Rats' whiskers convey tactile information to the somatosensory cortex, where layer 4 neurons are clustered into barrels, each responding primarily to input from one principal whisker (PW). The spatial arrangement of the barrels reflects the spatial arrangement of the whiskers on the animal's snout, thus representing the whiskers in a somatotopic map. Within a barrel, neurons are selective for the direction in which the PW is deflected, and across layer 2/3 directions may be organized into a pinwheel map such that deflection of whisker A towards whisker B activates barrel field A neurons located closest to barrel field B  (Figure 1c). More recently layer 5 neurons have been found to be selective for the direction in which waves of sequential deflections are applied across multiple whiskers, although the potential spatial organization of a map for these stimuli has not yet been determined .
Figure 1. The development of a physical model of the rat whisker system (a). A prototype of the sensor system from which we can measure realistic whisker stimulus interactions is shown in (b). A somatotopic map for whisker direction measured across the horizontal extent of one layer 2/3 barrel field  is reproduced from  and shown in (c). (d) A layer 2/3 map that emerges in nine simulated barrel fields based on multi whisker inputs .
In previous work  we have shown how single whisker direction maps can emerge from a LISSOM (laterally interconnected synergetically self-organizing map ) model of layer 2/3 barrel cortex, when the directions of waves of multi whisker input are correlated with the directions of the individual whiskers. Here we investigate the emergence and organization of multi whisker representations in an additional sheet of layer 5 neurons. Self organization of this system is driven by signals measured from an array of simulated whiskers, however, work is currently in progress to generate training data from an array of physical composite glass fiber whiskers (Figure 1b) mounted on an XY translation table.

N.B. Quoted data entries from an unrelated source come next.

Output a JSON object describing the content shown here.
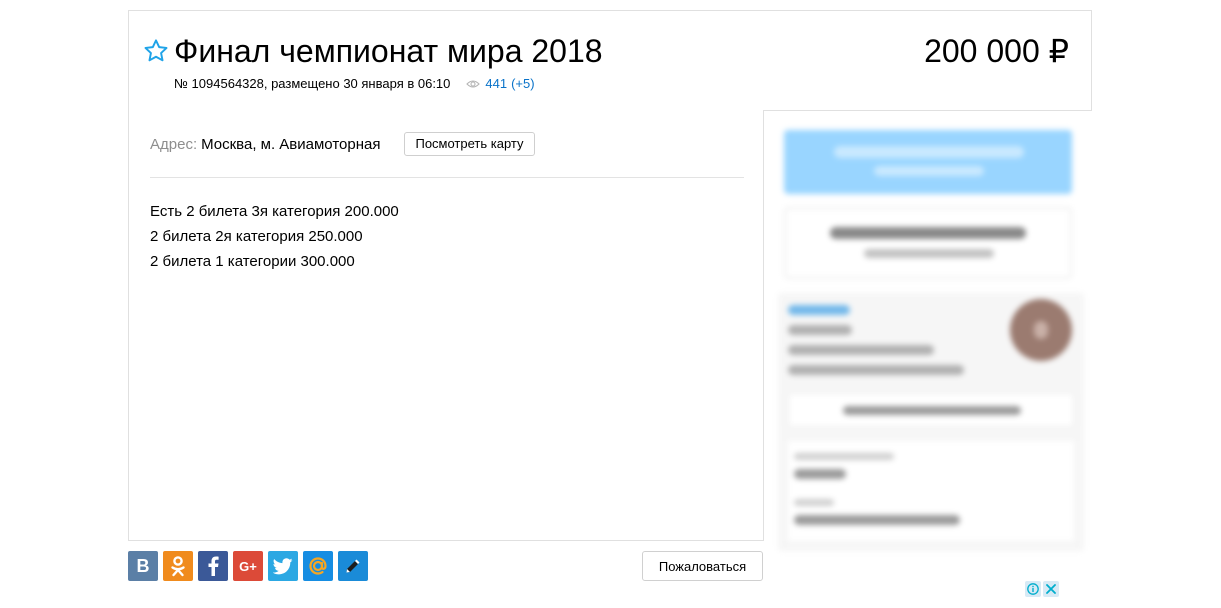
{
  "listing": {
    "title": "Финал чемпионат мира 2018",
    "price": "200 000 ₽",
    "meta": "№ 1094564328, размещено 30 января в 06:10",
    "views_count": "441",
    "views_delta": "(+5)"
  },
  "address": {
    "label": "Адрес:",
    "value": "Москва, м. Авиамоторная",
    "map_button": "Посмотреть карту"
  },
  "description": [
    "Есть 2 билета 3я категория 200.000",
    "2 билета 2я категория 250.000",
    "2 билета 1 категории 300.000"
  ],
  "share": {
    "vk_label": "В",
    "gplus_label": "G+"
  },
  "report_button": "Пожаловаться",
  "icons": {
    "favorite": "star-outline-icon",
    "views": "eye-icon",
    "share": [
      "vk-icon",
      "odnoklassniki-icon",
      "facebook-icon",
      "google-plus-icon",
      "twitter-icon",
      "mail-ru-icon",
      "livejournal-icon"
    ],
    "ad": [
      "adchoices-info-icon",
      "close-icon"
    ]
  },
  "colors": {
    "accent_blue": "#0a73c9",
    "star_blue": "#1fa3e8",
    "contact_button_blurred": "#99d5ff"
  }
}
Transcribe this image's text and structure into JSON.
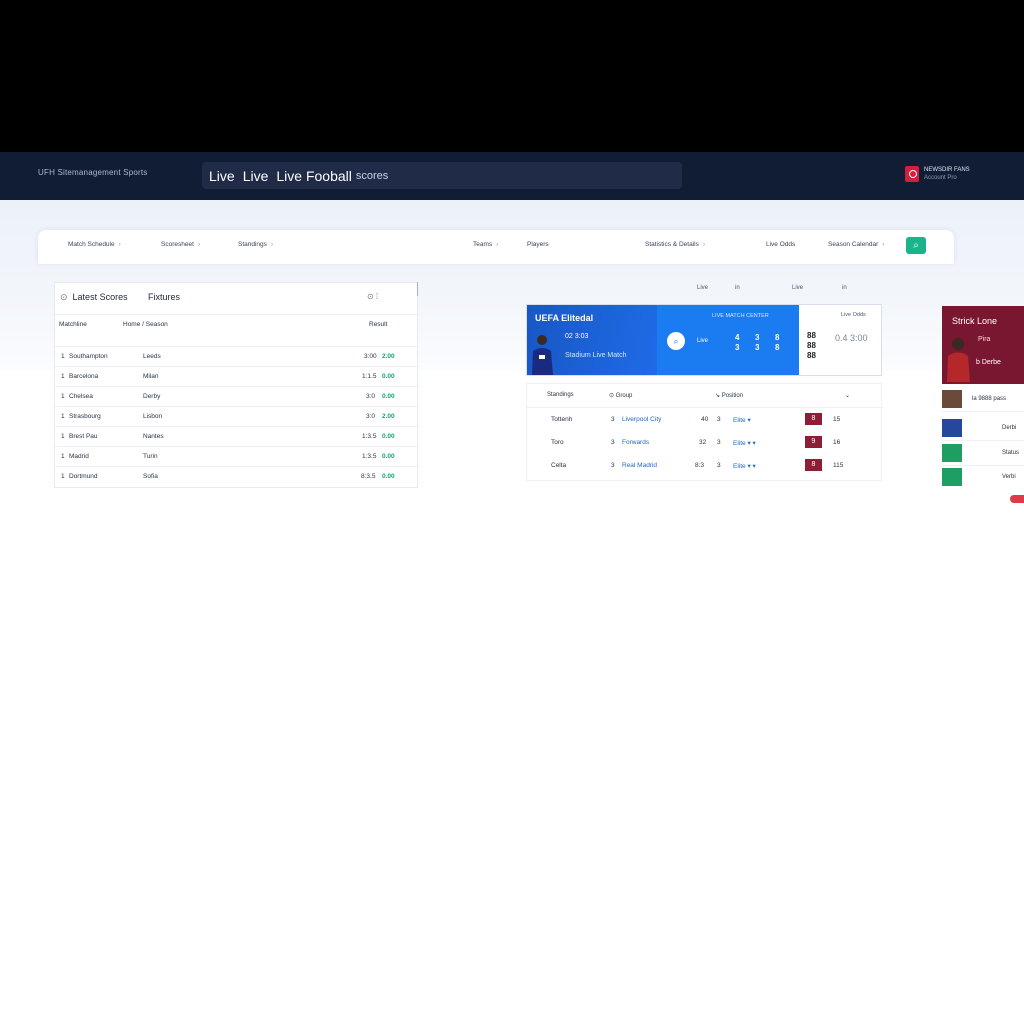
{
  "header": {
    "brand": "UFH Sitemanagement Sports",
    "search_word1": "Live",
    "search_word2": "Live",
    "search_word3": "Live Fooball",
    "search_sub": "scores",
    "user_name": "NEWSDIR FANS",
    "user_role": "Account Pro"
  },
  "nav": {
    "items": [
      "Match Schedule",
      "Scoresheet",
      "Standings",
      "Teams",
      "Players",
      "Statistics & Details",
      "Live Odds",
      "Season Calendar"
    ],
    "action_icon": "search-icon"
  },
  "panel_odds": {
    "title": "Latest Scores",
    "title2": "Fixtures",
    "controls": "⊙ ⁞",
    "headers": [
      "Matchline",
      "Home / Season",
      "Result"
    ],
    "rows": [
      {
        "team": "Southampton",
        "city": "Leeds",
        "score": "3:00",
        "odd": "2.00"
      },
      {
        "team": "Barcelona",
        "city": "Milan",
        "score": "1:1.5",
        "odd": "0.00"
      },
      {
        "team": "Chelsea",
        "city": "Derby",
        "score": "3:0",
        "odd": "0.00"
      },
      {
        "team": "Strasbourg",
        "city": "Lisbon",
        "score": "3:0",
        "odd": "2.00"
      },
      {
        "team": "Brest Pau",
        "city": "Nantes",
        "score": "1:3.5",
        "odd": "0.00"
      },
      {
        "team": "Madrid",
        "city": "Turin",
        "score": "1:3.5",
        "odd": "0.00"
      },
      {
        "team": "Dortmund",
        "city": "Sofia",
        "score": "8:3.5",
        "odd": "0.00"
      }
    ]
  },
  "toolbar2": [
    "Live",
    "in",
    "Live",
    "in"
  ],
  "banner": {
    "title": "UEFA Elitedal",
    "score": "02 3:03",
    "team_line": "Stadium Live Match",
    "match_head": "LIVE MATCH CENTER",
    "mid_label": "Live",
    "col1": "4\n3",
    "col2": "3\n3",
    "col3": "8\n8",
    "right_head": "Live Odds",
    "right_qr": "88\n88\n88",
    "right_score": "0.4 3:00"
  },
  "table2": {
    "headers": [
      "Standings",
      "Group",
      "Position"
    ],
    "rows": [
      {
        "name": "Tottenh",
        "num": "3",
        "link": "Liverpool City",
        "pts": "40",
        "pos": "3",
        "link2": "Elite ▾",
        "flag": "8",
        "gd": "15"
      },
      {
        "name": "Toro",
        "num": "3",
        "link": "Forwards",
        "pts": "32",
        "pos": "3",
        "link2": "Elite ▾ ▾",
        "flag": "9",
        "gd": "16"
      },
      {
        "name": "Celta",
        "num": "3",
        "link": "Real Madrid",
        "pts": "8:3",
        "pos": "3",
        "link2": "Elite ▾ ▾",
        "flag": "8",
        "gd": "115"
      }
    ]
  },
  "side": {
    "title": "Strick Lone",
    "sub": "Pira",
    "sub2": "b Derbe",
    "rows": [
      "la 9888 pass",
      "Derbi",
      "Status",
      "Verbi"
    ]
  },
  "colors": {
    "header_bg": "#111c35",
    "accent_blue": "#1a7cf0",
    "accent_green": "#19b48a",
    "accent_maroon": "#7a1730"
  }
}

The hardware based approach allows us to investigate how cortical representations for temporal features such as stimulus onset/offset, velocity and frequency might be integrated with those for the spatial components of whisker stimuli, and should enable us to predict receptive field properties of layer 5 cells that may be measurable in future in vivo experiments.